Another important supplement we use in our homeschool is Building Foundations of Scientific Understanding. I assessed our progress in the first volume at the end of last school year and discovered that we had done nearly all of the lessons, either specifically to supplement the boys' interests or coincidentally as we worked through the albums. I did notice that the only things we hadn't really chosen were in the "Life Sciences" chapter and match up with the things we haven't done in the biology album, for example: adaptations, food chains and survival; the skeleton and muscle system; the nervous system, etc., Volume One of this series is divided into several threads that continue in Volume Two. We have done quite a bit of work in Volume Two already. The way I use our resources we can get onto a thread and continue straight through several volumes without touching a particular thread in even the first volume.
We will continue using How Great Thou Art for our drawing and painting lessons.
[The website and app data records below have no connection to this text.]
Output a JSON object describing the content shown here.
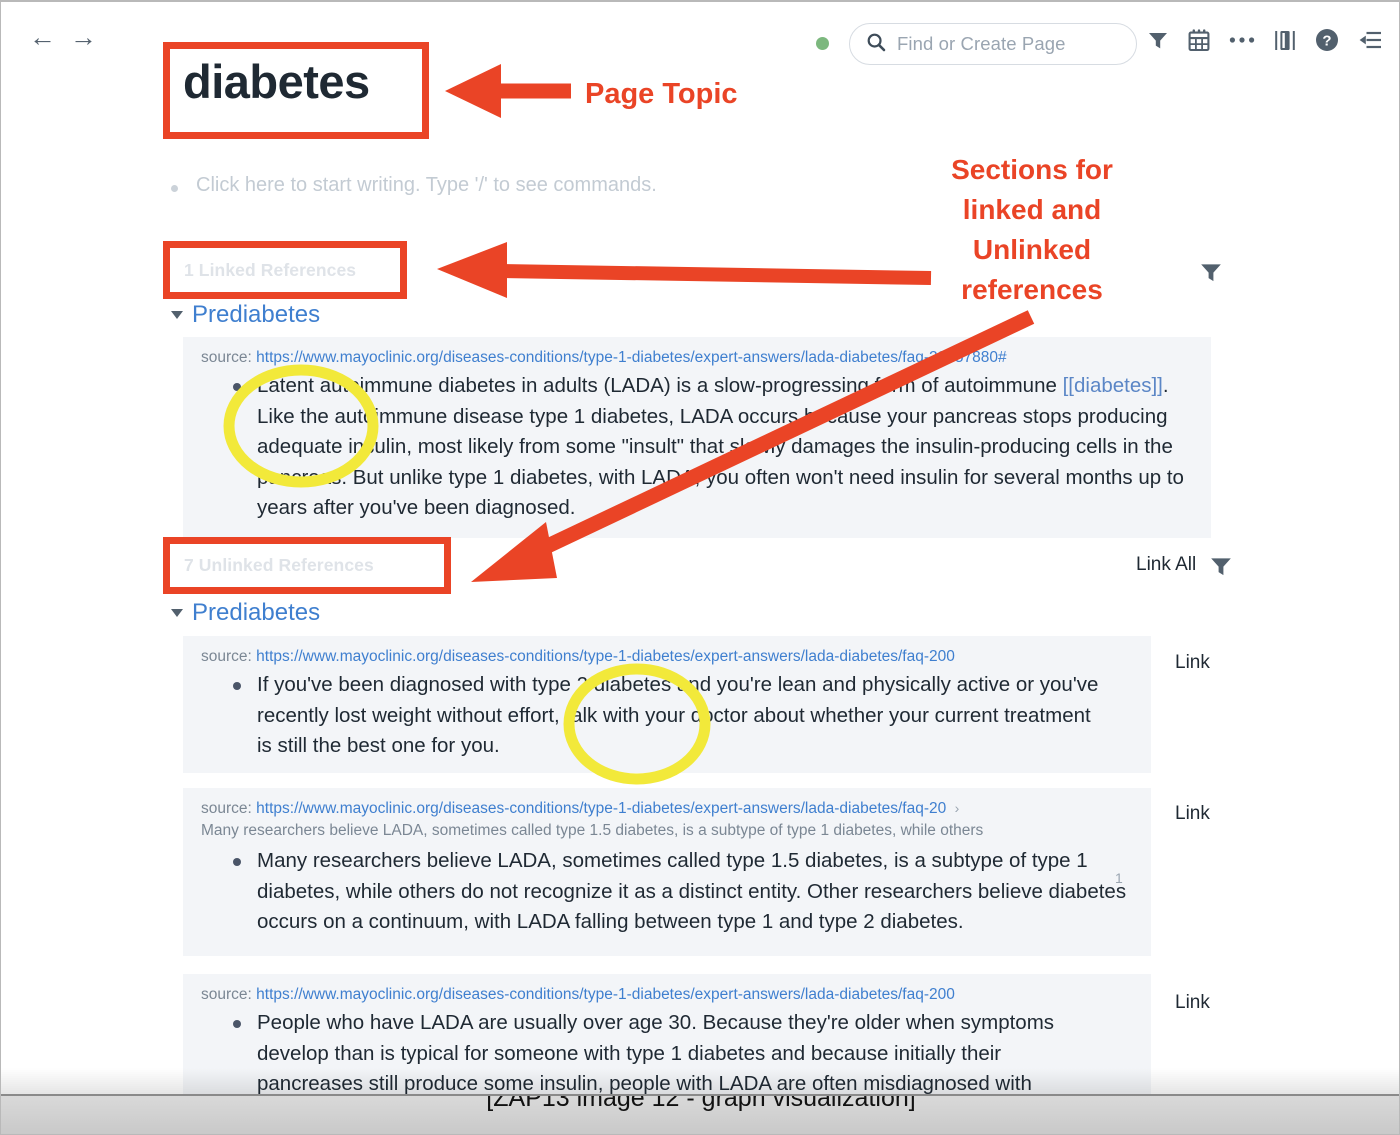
{
  "app": {
    "window_title": "",
    "caption": "[ZAP13 image 12 - graph visualization]"
  },
  "topbar": {
    "back_icon": "←",
    "forward_icon": "→",
    "status_dot_color": "#7cb87e",
    "search": {
      "placeholder": "Find or Create Page",
      "value": ""
    },
    "icons": [
      {
        "name": "filter-icon",
        "label": "Filter"
      },
      {
        "name": "calendar-icon",
        "label": "Daily Notes"
      },
      {
        "name": "ellipsis-icon",
        "label": "More options"
      },
      {
        "name": "sidebar-split-icon",
        "label": "Toggle right sidebar"
      },
      {
        "name": "help-icon",
        "label": "Help"
      },
      {
        "name": "collapse-right-icon",
        "label": "Open right sidebar"
      }
    ]
  },
  "page": {
    "title": "diabetes",
    "placeholder_block": "Click here to start writing. Type '/' to see commands."
  },
  "linked_section": {
    "header": "1 Linked References",
    "filter_icon": "filter-icon",
    "groups": [
      {
        "title": "Prediabetes",
        "collapsed": false,
        "cards": [
          {
            "source_label": "source:",
            "source_url": "https://www.mayoclinic.org/diseases-conditions/type-1-diabetes/expert-answers/lada-diabetes/faq-20057880#",
            "body_pre": "Latent autoimmune diabetes in adults (LADA) is a slow-progressing form of autoimmune ",
            "body_tag": "[[diabetes]]",
            "body_post": ". Like the autoimmune disease type 1 diabetes, LADA occurs because your pancreas stops producing adequate insulin, most likely from some \"insult\" that slowly damages the insulin-producing cells in the pancreas. But unlike type 1 diabetes, with LADA, you often won't need insulin for several months up to years after you've been diagnosed."
          }
        ]
      }
    ]
  },
  "unlinked_section": {
    "header": "7 Unlinked References",
    "link_all_label": "Link All",
    "filter_icon": "filter-icon",
    "groups": [
      {
        "title": "Prediabetes",
        "collapsed": false,
        "cards": [
          {
            "source_label": "source:",
            "source_url": "https://www.mayoclinic.org/diseases-conditions/type-1-diabetes/expert-answers/lada-diabetes/faq-200",
            "chevron": "",
            "sub_note": "",
            "body": "If you've been diagnosed with type 2 diabetes and you're lean and physically active or you've recently lost weight without effort, talk with your doctor about whether your current treatment is still the best one for you.",
            "link_label": "Link",
            "count": ""
          },
          {
            "source_label": "source:",
            "source_url": "https://www.mayoclinic.org/diseases-conditions/type-1-diabetes/expert-answers/lada-diabetes/faq-20",
            "chevron": "›",
            "sub_note": "Many researchers believe LADA, sometimes called type 1.5 diabetes, is a subtype of type 1 diabetes, while others",
            "body": "Many researchers believe LADA, sometimes called type 1.5 diabetes, is a subtype of type 1 diabetes, while others do not recognize it as a distinct entity. Other researchers believe diabetes occurs on a continuum, with LADA falling between type 1 and type 2 diabetes.",
            "link_label": "Link",
            "count": "1"
          },
          {
            "source_label": "source:",
            "source_url": "https://www.mayoclinic.org/diseases-conditions/type-1-diabetes/expert-answers/lada-diabetes/faq-200",
            "chevron": "",
            "sub_note": "",
            "body": "People who have LADA are usually over age 30. Because they're older when symptoms develop than is typical for someone with type 1 diabetes and because initially their pancreases still produce some insulin, people with LADA are often misdiagnosed with",
            "link_label": "Link",
            "count": ""
          }
        ]
      }
    ]
  },
  "annotations": {
    "color": "#ea4426",
    "highlight_color": "#f2e93a",
    "labels": {
      "page_topic": "Page Topic",
      "sections": "Sections for linked and Unlinked references"
    },
    "boxes": [
      "page-title",
      "linked-references-header",
      "unlinked-references-header"
    ],
    "ellipses": [
      "diabetes-tag-highlight",
      "type-2-diabetes-highlight"
    ]
  }
}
I wrote briefly about that resource in this post. I think we finished 25 lessons in that book last year. We hadn't touched our Child Size Masterpieces in a long time. So, in the spring I acquired and prepared the rest of the materials through to the end. They are ready and waiting in folders in the school room. I plan to put them on the weekly or cyclical portion of the boys work plans.
I will end this post with a warning. If you are homeschooling and/or homeschooling in a Montessori-inspired way I probably mentioned a lot of things here that you don't already use or own. Please don't feel like you "need" these things. I wrote about the dark side of adding things to Montessori in the State of the Homeschool Address: Part One. I also read a short post today over at The Common Room that I really enjoyed titled "Schedule-Stuffing." My favorite couple of sentences were these:
There is a certain point at which adding more stuff to your curriculum does not result in more power, more ideas, better curriculum, more learning – it results in less: less time to think, less time to process, less time to imagine adventures, invent episodes, less making of connections because by adding too much, you have created a confused, overwhelming tangle of ideas.